• _PROVIDED MATERIAL_

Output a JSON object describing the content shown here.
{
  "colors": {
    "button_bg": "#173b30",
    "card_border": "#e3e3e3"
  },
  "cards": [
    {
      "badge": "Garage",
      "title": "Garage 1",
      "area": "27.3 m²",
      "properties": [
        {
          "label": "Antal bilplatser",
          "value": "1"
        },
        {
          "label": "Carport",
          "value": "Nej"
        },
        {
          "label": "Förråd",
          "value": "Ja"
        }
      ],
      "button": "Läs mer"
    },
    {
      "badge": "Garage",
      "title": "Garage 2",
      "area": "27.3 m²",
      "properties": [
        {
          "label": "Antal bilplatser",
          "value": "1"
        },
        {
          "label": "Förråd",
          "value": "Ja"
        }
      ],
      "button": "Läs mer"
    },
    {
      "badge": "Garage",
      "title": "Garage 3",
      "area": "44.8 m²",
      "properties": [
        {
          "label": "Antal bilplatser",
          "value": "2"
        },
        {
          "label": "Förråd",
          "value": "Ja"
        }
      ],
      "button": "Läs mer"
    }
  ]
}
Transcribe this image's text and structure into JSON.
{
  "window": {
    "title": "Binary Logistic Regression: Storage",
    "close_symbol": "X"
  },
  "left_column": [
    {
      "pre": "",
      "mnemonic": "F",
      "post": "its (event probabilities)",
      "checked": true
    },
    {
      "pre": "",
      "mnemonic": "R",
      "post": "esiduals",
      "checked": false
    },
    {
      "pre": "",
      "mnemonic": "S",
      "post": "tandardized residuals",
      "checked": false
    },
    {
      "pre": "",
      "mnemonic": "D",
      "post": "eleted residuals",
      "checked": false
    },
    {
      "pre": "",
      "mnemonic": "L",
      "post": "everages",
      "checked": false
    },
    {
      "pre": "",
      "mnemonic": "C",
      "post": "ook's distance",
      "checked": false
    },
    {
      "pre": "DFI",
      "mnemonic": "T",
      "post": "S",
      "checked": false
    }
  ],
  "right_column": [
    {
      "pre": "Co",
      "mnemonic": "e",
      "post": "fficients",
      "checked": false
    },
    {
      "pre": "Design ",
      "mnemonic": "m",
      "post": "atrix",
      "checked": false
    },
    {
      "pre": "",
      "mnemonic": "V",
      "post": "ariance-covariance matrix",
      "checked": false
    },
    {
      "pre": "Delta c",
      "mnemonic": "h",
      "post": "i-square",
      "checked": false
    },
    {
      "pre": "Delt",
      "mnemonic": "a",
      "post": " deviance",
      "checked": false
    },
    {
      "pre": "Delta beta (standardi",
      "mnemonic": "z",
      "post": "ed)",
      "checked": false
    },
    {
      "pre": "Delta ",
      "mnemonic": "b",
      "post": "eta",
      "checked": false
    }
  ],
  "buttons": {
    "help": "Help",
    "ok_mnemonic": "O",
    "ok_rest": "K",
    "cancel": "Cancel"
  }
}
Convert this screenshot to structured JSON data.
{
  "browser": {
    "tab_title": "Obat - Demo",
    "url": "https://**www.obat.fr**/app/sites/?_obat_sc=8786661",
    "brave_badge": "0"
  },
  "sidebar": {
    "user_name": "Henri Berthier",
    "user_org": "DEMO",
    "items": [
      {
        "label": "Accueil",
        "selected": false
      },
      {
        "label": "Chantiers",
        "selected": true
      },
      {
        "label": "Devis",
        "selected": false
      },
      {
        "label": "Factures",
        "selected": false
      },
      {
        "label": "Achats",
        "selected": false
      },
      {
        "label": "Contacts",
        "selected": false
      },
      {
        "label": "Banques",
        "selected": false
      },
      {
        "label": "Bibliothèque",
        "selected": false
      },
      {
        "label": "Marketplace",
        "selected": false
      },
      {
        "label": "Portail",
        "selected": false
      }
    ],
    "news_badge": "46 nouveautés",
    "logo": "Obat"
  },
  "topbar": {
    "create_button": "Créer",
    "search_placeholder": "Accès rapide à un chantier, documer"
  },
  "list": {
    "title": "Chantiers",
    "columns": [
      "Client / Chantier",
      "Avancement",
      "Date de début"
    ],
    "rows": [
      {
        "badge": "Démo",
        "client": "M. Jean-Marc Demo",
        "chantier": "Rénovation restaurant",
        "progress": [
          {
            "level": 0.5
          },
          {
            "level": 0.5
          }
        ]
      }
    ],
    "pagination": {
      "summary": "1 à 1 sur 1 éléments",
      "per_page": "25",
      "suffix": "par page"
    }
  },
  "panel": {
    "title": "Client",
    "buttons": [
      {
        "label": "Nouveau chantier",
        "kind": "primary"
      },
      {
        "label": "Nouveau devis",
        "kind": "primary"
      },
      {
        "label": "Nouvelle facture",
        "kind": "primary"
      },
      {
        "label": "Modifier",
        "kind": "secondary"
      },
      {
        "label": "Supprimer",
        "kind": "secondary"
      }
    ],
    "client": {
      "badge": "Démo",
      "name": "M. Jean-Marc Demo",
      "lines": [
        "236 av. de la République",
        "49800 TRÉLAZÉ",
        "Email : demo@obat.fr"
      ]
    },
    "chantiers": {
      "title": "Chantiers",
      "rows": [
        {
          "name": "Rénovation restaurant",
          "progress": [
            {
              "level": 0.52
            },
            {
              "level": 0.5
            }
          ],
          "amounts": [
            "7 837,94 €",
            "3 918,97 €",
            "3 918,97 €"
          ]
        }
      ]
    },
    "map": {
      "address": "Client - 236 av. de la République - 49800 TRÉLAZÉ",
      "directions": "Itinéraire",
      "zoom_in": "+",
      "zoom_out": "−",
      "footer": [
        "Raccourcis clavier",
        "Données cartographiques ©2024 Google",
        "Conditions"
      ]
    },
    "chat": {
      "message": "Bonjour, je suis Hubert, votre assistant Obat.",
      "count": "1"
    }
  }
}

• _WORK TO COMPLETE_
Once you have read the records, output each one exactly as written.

• _EXERCISE RESULT_
Output a JSON object describing the content shown here.
{
  "colors": {
    "button_bg": "#173b30",
    "card_border": "#e3e3e3"
  },
  "cards": [
    {
      "badge": "Garage",
      "title": "Garage 1",
      "area": "27.3 m²",
      "properties": [
        {
          "label": "Antal bilplatser",
          "value": "1"
        },
        {
          "label": "Carport",
          "value": "Nej"
        },
        {
          "label": "Förråd",
          "value": "Ja"
        }
      ],
      "button": "Läs mer"
    },
    {
      "badge": "Garage",
      "title": "Garage 2",
      "area": "27.3 m²",
      "properties": [
        {
          "label": "Antal bilplatser",
          "value": "1"
        },
        {
          "label": "Förråd",
          "value": "Ja"
        }
      ],
      "button": "Läs mer"
    },
    {
      "badge": "Garage",
      "title": "Garage 3",
      "area": "44.8 m²",
      "properties": [
        {
          "label": "Antal bilplatser",
          "value": "2"
        },
        {
          "label": "Förråd",
          "value": "Ja"
        }
      ],
      "button": "Läs mer"
    }
  ]
}
Transcribe this image's text and structure into JSON.
{
  "window": {
    "title": "Binary Logistic Regression: Storage",
    "close_symbol": "X"
  },
  "left_column": [
    {
      "pre": "",
      "mnemonic": "F",
      "post": "its (event probabilities)",
      "checked": true
    },
    {
      "pre": "",
      "mnemonic": "R",
      "post": "esiduals",
      "checked": false
    },
    {
      "pre": "",
      "mnemonic": "S",
      "post": "tandardized residuals",
      "checked": false
    },
    {
      "pre": "",
      "mnemonic": "D",
      "post": "eleted residuals",
      "checked": false
    },
    {
      "pre": "",
      "mnemonic": "L",
      "post": "everages",
      "checked": false
    },
    {
      "pre": "",
      "mnemonic": "C",
      "post": "ook's distance",
      "checked": false
    },
    {
      "pre": "DFI",
      "mnemonic": "T",
      "post": "S",
      "checked": false
    }
  ],
  "right_column": [
    {
      "pre": "Co",
      "mnemonic": "e",
      "post": "fficients",
      "checked": false
    },
    {
      "pre": "Design ",
      "mnemonic": "m",
      "post": "atrix",
      "checked": false
    },
    {
      "pre": "",
      "mnemonic": "V",
      "post": "ariance-covariance matrix",
      "checked": false
    },
    {
      "pre": "Delta c",
      "mnemonic": "h",
      "post": "i-square",
      "checked": false
    },
    {
      "pre": "Delt",
      "mnemonic": "a",
      "post": " deviance",
      "checked": false
    },
    {
      "pre": "Delta beta (standardi",
      "mnemonic": "z",
      "post": "ed)",
      "checked": false
    },
    {
      "pre": "Delta ",
      "mnemonic": "b",
      "post": "eta",
      "checked": false
    }
  ],
  "buttons": {
    "help": "Help",
    "ok_mnemonic": "O",
    "ok_rest": "K",
    "cancel": "Cancel"
  }
}
Convert this screenshot to structured JSON data.
{
  "browser": {
    "tab_title": "Obat - Demo",
    "url": "https://**www.obat.fr**/app/sites/?_obat_sc=8786661",
    "brave_badge": "0"
  },
  "sidebar": {
    "user_name": "Henri Berthier",
    "user_org": "DEMO",
    "items": [
      {
        "label": "Accueil",
        "selected": false
      },
      {
        "label": "Chantiers",
        "selected": true
      },
      {
        "label": "Devis",
        "selected": false
      },
      {
        "label": "Factures",
        "selected": false
      },
      {
        "label": "Achats",
        "selected": false
      },
      {
        "label": "Contacts",
        "selected": false
      },
      {
        "label": "Banques",
        "selected": false
      },
      {
        "label": "Bibliothèque",
        "selected": false
      },
      {
        "label": "Marketplace",
        "selected": false
      },
      {
        "label": "Portail",
        "selected": false
      }
    ],
    "news_badge": "46 nouveautés",
    "logo": "Obat"
  },
  "topbar": {
    "create_button": "Créer",
    "search_placeholder": "Accès rapide à un chantier, documer"
  },
  "list": {
    "title": "Chantiers",
    "columns": [
      "Client / Chantier",
      "Avancement",
      "Date de début"
    ],
    "rows": [
      {
        "badge": "Démo",
        "client": "M. Jean-Marc Demo",
        "chantier": "Rénovation restaurant",
        "progress": [
          {
            "level": 0.5
          },
          {
            "level": 0.5
          }
        ]
      }
    ],
    "pagination": {
      "summary": "1 à 1 sur 1 éléments",
      "per_page": "25",
      "suffix": "par page"
    }
  },
  "panel": {
    "title": "Client",
    "buttons": [
      {
        "label": "Nouveau chantier",
        "kind": "primary"
      },
      {
        "label": "Nouveau devis",
        "kind": "primary"
      },
      {
        "label": "Nouvelle facture",
        "kind": "primary"
      },
      {
        "label": "Modifier",
        "kind": "secondary"
      },
      {
        "label": "Supprimer",
        "kind": "secondary"
      }
    ],
    "client": {
      "badge": "Démo",
      "name": "M. Jean-Marc Demo",
      "lines": [
        "236 av. de la République",
        "49800 TRÉLAZÉ",
        "Email : demo@obat.fr"
      ]
    },
    "chantiers": {
      "title": "Chantiers",
      "rows": [
        {
          "name": "Rénovation restaurant",
          "progress": [
            {
              "level": 0.52
            },
            {
              "level": 0.5
            }
          ],
          "amounts": [
            "7 837,94 €",
            "3 918,97 €",
            "3 918,97 €"
          ]
        }
      ]
    },
    "map": {
      "address": "Client - 236 av. de la République - 49800 TRÉLAZÉ",
      "directions": "Itinéraire",
      "zoom_in": "+",
      "zoom_out": "−",
      "footer": [
        "Raccourcis clavier",
        "Données cartographiques ©2024 Google",
        "Conditions"
      ]
    },
    "chat": {
      "message": "Bonjour, je suis Hubert, votre assistant Obat.",
      "count": "1"
    }
  }
}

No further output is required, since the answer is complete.